After Liberty purchased a shopping center near campus, Falwell allegedly told the school's board that he was hiring a new company that his son, Trey, was founding to manage the property. Trey, born Jerry Falwell III, formed an LLC called JF Management less than a month after the date of his father's email to the Liberty board.

Near the shopping center in question stands a La Quinta Inn & Suites owned by a company called Comeback Inn, whose registered owner is a real estate manager for Liberty University, Politico reports. The site also reports that Trey Falwell is a silent minority partner in Comeback Inn.

Politico said its report was supported by claims and documents provided by current and former aides to Falwell and board members at Liberty University.

Falwell has since said he has begun sharing information with the FBI related to a "criminal conspiracy" by a group of former board members and employees to seize power from him, The Hill reports.

Falwell also alleges that by sharing internal memos and emails with reporters, the group illegally took Liberty property to smear his public image. He also denied any wrongdoing in response to the Politico article. Liberty University had not responded to a Bisnow request for comment as of press time.

Colleges and universities routinely invest endowment money in real estate, in order to raise funds or improve student life. Some schools, like Philadelphia's Drexel University, use their land or capital to invest in major commercial developments.

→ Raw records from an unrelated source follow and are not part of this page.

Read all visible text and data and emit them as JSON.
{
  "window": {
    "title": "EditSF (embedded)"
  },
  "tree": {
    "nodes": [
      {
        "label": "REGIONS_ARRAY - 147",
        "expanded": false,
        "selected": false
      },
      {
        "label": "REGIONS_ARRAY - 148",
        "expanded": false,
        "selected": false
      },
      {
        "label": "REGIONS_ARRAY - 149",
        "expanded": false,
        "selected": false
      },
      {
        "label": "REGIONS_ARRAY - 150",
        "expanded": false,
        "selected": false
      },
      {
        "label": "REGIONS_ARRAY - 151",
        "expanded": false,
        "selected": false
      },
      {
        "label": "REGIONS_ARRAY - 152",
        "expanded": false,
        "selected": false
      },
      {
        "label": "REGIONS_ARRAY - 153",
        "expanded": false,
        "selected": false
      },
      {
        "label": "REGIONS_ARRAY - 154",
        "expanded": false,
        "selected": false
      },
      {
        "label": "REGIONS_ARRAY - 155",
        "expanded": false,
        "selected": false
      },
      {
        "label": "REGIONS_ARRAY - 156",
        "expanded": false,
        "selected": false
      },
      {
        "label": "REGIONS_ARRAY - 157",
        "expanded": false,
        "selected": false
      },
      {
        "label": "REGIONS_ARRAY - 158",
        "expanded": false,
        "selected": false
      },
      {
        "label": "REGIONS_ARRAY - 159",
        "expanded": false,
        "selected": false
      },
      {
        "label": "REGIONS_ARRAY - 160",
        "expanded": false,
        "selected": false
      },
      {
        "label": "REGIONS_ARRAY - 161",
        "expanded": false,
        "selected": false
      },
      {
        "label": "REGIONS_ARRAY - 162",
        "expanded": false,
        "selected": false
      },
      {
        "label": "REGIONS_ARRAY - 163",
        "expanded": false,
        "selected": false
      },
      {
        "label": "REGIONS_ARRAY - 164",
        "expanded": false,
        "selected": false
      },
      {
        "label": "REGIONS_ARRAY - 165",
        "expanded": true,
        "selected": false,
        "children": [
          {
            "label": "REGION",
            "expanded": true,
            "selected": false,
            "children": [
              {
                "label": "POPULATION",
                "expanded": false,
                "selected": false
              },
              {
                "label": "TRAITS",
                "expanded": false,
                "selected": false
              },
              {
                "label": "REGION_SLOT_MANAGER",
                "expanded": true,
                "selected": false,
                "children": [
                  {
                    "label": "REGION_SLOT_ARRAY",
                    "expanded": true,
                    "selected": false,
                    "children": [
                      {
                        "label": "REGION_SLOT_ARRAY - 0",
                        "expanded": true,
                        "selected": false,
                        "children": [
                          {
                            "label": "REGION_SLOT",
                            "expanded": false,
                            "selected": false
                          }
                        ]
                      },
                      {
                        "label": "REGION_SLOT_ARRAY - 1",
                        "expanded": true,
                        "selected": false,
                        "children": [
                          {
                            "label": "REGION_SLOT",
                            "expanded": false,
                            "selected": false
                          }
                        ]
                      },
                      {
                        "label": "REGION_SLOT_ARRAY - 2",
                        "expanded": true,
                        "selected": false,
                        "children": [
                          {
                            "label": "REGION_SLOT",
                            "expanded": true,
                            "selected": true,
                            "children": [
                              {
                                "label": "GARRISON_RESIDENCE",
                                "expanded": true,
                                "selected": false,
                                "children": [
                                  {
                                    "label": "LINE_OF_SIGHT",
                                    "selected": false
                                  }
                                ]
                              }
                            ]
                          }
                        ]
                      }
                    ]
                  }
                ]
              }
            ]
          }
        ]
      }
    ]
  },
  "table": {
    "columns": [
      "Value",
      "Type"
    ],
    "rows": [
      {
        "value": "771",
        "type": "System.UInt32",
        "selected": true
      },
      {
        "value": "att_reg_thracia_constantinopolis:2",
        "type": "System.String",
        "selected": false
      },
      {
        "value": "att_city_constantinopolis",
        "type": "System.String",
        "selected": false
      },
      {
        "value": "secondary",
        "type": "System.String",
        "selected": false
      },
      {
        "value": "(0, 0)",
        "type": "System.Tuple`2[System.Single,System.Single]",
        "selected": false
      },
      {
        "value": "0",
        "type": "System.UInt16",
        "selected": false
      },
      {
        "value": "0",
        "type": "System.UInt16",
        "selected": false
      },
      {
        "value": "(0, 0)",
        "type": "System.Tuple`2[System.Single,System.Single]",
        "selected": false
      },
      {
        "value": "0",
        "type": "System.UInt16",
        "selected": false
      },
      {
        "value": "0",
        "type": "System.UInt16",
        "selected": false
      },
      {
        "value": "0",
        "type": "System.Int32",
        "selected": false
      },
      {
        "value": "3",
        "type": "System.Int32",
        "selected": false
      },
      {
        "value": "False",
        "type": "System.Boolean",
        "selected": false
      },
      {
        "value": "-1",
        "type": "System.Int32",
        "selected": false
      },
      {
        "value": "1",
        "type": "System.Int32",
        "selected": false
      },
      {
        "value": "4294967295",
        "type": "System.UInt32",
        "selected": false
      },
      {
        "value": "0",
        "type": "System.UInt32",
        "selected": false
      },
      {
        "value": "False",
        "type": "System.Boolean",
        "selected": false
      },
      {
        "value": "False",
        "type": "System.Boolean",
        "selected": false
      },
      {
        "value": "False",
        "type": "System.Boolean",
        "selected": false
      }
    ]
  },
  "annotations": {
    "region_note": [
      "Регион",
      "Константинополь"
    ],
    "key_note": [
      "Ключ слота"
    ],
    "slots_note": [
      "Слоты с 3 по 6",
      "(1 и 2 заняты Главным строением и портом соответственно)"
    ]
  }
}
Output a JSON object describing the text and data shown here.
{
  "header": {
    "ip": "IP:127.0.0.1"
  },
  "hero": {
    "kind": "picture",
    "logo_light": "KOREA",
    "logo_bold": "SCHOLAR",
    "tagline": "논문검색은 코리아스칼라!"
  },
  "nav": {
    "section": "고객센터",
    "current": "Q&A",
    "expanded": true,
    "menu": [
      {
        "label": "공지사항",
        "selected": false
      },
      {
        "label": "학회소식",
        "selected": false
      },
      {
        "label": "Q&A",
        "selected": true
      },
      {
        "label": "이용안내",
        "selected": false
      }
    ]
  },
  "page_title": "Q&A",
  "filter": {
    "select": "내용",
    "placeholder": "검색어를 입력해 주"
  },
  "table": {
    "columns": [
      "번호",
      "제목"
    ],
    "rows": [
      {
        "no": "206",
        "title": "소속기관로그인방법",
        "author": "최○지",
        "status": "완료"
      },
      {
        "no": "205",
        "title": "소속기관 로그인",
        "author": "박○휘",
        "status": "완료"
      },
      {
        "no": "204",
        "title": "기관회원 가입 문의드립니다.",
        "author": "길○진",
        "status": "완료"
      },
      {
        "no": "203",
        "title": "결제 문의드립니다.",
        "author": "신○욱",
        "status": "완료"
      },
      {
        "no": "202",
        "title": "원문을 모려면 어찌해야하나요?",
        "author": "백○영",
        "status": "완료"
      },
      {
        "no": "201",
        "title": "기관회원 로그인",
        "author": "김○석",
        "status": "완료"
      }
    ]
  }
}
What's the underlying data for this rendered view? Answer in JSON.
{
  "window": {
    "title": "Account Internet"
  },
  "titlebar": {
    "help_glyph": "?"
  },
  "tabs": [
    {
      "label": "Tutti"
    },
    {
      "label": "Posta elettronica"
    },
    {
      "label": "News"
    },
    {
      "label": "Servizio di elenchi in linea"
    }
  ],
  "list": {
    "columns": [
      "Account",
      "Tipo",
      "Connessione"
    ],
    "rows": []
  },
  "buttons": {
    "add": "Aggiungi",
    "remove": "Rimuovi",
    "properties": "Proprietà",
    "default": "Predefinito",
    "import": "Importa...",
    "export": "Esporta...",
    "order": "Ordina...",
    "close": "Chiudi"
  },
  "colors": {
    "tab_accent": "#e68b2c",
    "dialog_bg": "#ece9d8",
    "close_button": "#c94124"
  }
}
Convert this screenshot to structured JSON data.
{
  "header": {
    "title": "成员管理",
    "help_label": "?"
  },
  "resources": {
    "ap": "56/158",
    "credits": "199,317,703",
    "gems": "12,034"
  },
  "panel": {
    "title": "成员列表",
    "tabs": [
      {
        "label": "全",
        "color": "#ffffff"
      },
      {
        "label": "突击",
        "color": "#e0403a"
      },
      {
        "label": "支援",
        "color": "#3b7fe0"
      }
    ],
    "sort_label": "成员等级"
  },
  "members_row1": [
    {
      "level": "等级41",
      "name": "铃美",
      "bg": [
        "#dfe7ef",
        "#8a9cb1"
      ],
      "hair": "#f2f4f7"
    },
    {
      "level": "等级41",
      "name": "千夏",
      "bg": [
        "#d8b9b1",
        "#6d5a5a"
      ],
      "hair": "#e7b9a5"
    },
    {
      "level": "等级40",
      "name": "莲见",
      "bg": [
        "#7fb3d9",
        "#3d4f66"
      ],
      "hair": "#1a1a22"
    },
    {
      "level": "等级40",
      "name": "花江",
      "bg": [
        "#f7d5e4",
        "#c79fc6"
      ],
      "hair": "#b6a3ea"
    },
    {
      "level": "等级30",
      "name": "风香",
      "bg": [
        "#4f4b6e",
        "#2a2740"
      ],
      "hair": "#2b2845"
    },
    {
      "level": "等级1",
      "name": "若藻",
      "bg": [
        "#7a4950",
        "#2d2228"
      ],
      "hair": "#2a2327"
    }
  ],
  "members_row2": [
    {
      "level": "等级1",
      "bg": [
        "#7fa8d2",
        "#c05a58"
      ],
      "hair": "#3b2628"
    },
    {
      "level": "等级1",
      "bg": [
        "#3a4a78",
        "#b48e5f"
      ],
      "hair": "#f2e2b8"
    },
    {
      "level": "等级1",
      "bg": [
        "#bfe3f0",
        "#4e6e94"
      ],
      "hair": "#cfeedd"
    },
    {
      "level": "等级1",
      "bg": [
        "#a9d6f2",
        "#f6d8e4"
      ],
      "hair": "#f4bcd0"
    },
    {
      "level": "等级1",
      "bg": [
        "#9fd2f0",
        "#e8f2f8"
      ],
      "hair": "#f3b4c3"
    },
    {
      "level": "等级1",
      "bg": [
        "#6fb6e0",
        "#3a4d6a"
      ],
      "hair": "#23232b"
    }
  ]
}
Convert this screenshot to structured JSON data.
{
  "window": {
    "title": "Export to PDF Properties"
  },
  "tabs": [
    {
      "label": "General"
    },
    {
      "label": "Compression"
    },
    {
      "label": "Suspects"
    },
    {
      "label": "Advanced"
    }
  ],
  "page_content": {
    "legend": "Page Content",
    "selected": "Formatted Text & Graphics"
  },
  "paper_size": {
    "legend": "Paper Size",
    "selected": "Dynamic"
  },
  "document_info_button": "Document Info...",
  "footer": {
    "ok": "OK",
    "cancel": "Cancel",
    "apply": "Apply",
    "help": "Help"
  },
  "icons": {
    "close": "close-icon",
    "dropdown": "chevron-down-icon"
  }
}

Legal experts said Falwell may have run afoul of the law by allegedly using his nonprofit organization to enrich his family, Politico reports.